*Exercise aim:* Reading the records below, count the lines in which the string "ylabel" appears; write the number only.

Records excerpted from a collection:
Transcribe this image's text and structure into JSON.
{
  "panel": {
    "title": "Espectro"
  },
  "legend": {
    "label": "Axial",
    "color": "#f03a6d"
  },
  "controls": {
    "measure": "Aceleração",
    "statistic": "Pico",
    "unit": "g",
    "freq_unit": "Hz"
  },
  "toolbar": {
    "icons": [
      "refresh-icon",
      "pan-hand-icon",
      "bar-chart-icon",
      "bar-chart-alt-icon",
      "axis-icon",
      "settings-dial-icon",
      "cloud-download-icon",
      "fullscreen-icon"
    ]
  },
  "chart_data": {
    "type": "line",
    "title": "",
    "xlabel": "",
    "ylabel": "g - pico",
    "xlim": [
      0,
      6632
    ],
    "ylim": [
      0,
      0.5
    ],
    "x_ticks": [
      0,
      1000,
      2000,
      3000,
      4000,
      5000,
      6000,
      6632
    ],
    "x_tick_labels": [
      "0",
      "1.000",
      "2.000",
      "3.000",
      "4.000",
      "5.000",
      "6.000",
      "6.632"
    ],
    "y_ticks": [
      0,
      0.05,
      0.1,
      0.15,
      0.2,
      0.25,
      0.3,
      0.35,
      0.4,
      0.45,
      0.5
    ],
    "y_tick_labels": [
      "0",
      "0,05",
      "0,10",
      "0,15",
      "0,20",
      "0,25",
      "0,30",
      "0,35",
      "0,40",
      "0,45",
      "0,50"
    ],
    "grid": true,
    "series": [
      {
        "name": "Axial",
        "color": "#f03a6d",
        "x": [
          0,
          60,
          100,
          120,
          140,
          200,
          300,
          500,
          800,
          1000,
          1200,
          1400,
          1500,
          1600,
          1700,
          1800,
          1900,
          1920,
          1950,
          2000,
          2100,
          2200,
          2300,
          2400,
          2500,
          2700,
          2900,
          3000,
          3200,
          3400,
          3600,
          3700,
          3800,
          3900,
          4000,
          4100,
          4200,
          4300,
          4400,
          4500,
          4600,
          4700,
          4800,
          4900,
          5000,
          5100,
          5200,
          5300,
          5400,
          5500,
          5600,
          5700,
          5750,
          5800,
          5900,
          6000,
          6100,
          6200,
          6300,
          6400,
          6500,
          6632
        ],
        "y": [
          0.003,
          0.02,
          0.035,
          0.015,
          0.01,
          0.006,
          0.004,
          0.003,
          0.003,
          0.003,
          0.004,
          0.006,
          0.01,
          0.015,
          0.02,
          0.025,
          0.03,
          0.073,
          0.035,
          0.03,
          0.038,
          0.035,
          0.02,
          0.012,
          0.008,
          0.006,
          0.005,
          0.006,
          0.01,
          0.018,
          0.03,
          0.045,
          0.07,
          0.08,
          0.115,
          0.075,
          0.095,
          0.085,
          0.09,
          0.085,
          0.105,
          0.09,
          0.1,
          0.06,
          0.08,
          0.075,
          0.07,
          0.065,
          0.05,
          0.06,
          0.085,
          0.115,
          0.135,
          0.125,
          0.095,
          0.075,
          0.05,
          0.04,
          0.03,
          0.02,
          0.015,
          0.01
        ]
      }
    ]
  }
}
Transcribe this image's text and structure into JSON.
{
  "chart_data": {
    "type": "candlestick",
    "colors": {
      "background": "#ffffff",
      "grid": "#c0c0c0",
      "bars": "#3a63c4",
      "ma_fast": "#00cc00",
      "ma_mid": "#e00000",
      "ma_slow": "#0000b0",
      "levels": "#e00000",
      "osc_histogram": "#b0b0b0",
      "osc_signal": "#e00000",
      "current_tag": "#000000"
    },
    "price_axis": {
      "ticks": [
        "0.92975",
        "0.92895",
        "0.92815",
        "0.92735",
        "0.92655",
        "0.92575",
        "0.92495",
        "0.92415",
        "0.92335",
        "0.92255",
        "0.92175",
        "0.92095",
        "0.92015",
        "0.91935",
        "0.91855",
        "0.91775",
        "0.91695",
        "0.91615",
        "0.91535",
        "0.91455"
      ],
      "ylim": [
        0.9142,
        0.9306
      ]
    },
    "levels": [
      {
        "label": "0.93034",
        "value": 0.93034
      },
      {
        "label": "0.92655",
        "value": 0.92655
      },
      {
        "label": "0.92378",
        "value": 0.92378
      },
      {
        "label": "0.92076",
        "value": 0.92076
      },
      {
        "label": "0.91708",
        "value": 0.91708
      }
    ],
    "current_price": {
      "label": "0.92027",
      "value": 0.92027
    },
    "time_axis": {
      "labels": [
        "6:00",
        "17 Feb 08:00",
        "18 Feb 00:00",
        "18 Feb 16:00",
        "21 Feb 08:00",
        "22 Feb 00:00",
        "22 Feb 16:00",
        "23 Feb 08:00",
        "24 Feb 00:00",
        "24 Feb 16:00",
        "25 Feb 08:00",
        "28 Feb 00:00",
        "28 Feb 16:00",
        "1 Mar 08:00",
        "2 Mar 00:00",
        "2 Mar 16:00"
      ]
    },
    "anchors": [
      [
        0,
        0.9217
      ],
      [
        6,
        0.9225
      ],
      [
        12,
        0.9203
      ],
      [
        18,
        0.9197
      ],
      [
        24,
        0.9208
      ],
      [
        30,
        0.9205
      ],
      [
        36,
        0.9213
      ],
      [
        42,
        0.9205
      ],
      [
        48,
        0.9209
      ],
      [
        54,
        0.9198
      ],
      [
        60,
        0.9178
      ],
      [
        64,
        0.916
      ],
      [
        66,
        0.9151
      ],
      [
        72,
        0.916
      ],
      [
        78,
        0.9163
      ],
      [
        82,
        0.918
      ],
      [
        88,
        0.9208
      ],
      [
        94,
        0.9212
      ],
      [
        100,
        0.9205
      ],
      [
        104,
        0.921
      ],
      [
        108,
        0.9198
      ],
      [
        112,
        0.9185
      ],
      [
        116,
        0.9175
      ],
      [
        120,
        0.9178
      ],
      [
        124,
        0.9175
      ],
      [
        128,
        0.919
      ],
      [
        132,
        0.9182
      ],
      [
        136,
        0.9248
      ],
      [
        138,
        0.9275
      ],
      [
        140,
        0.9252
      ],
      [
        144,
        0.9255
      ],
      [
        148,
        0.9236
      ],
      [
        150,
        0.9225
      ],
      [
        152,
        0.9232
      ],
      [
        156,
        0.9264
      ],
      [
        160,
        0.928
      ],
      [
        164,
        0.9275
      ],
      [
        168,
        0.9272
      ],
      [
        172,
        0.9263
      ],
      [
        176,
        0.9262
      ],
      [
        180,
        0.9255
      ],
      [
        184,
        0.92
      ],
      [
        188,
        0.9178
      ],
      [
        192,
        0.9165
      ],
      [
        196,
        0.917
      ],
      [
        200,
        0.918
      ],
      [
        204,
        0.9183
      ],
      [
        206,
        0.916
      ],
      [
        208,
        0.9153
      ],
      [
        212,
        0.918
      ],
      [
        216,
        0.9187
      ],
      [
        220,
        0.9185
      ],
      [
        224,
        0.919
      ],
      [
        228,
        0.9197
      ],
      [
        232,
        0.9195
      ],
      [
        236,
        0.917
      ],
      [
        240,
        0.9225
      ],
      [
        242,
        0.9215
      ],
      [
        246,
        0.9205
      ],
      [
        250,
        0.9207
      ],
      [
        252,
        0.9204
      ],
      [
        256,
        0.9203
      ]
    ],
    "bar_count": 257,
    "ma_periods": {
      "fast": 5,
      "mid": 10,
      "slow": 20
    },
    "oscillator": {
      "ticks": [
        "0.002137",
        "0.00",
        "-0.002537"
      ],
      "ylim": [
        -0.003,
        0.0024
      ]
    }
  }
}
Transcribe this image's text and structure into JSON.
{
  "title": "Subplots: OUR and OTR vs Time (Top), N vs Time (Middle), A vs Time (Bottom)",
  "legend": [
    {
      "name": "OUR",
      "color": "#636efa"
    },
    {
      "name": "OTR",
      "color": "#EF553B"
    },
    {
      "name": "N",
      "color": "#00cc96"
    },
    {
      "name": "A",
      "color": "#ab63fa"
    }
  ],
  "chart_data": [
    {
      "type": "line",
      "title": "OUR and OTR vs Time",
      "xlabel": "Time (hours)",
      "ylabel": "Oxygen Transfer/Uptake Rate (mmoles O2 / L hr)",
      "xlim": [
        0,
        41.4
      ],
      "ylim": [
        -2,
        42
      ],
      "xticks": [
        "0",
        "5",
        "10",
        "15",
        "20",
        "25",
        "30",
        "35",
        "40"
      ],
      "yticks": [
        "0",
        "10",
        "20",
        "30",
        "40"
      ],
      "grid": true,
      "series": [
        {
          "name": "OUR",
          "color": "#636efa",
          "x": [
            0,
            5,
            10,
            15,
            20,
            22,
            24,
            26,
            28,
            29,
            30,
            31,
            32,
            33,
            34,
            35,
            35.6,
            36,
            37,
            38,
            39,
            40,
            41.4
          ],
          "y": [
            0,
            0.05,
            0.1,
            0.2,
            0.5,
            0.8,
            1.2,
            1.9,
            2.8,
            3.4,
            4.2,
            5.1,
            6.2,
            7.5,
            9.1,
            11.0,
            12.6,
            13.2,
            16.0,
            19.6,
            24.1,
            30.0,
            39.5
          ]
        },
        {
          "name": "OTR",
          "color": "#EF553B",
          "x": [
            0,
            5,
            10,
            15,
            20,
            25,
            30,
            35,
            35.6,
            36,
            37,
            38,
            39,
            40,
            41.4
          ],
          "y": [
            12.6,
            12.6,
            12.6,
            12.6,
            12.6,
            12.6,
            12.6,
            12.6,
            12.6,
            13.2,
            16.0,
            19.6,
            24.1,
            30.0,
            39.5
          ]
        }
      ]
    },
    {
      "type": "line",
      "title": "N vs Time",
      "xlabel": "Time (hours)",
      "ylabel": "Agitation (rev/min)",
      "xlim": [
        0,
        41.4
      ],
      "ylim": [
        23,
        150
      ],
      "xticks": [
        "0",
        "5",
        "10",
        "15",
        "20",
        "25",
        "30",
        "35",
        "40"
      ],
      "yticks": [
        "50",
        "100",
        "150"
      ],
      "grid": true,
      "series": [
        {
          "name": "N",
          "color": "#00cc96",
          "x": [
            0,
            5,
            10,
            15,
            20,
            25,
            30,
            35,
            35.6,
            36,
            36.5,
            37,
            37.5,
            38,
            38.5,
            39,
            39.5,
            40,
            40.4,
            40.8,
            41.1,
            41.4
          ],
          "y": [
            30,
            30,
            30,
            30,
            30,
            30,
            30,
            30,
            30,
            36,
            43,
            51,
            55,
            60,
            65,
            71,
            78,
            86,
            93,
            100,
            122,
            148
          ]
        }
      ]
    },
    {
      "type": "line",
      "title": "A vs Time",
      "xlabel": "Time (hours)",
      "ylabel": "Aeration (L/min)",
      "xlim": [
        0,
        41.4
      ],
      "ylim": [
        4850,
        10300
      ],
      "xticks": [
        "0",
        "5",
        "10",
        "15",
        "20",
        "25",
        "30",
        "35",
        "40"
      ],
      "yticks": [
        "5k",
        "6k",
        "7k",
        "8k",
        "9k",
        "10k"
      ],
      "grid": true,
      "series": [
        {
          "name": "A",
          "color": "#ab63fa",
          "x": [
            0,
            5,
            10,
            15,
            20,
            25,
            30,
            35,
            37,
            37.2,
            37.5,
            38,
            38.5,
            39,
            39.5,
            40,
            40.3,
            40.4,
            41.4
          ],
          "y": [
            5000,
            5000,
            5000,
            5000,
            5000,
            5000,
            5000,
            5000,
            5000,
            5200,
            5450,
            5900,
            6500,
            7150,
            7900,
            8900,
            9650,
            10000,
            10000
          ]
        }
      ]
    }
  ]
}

*Result:* 4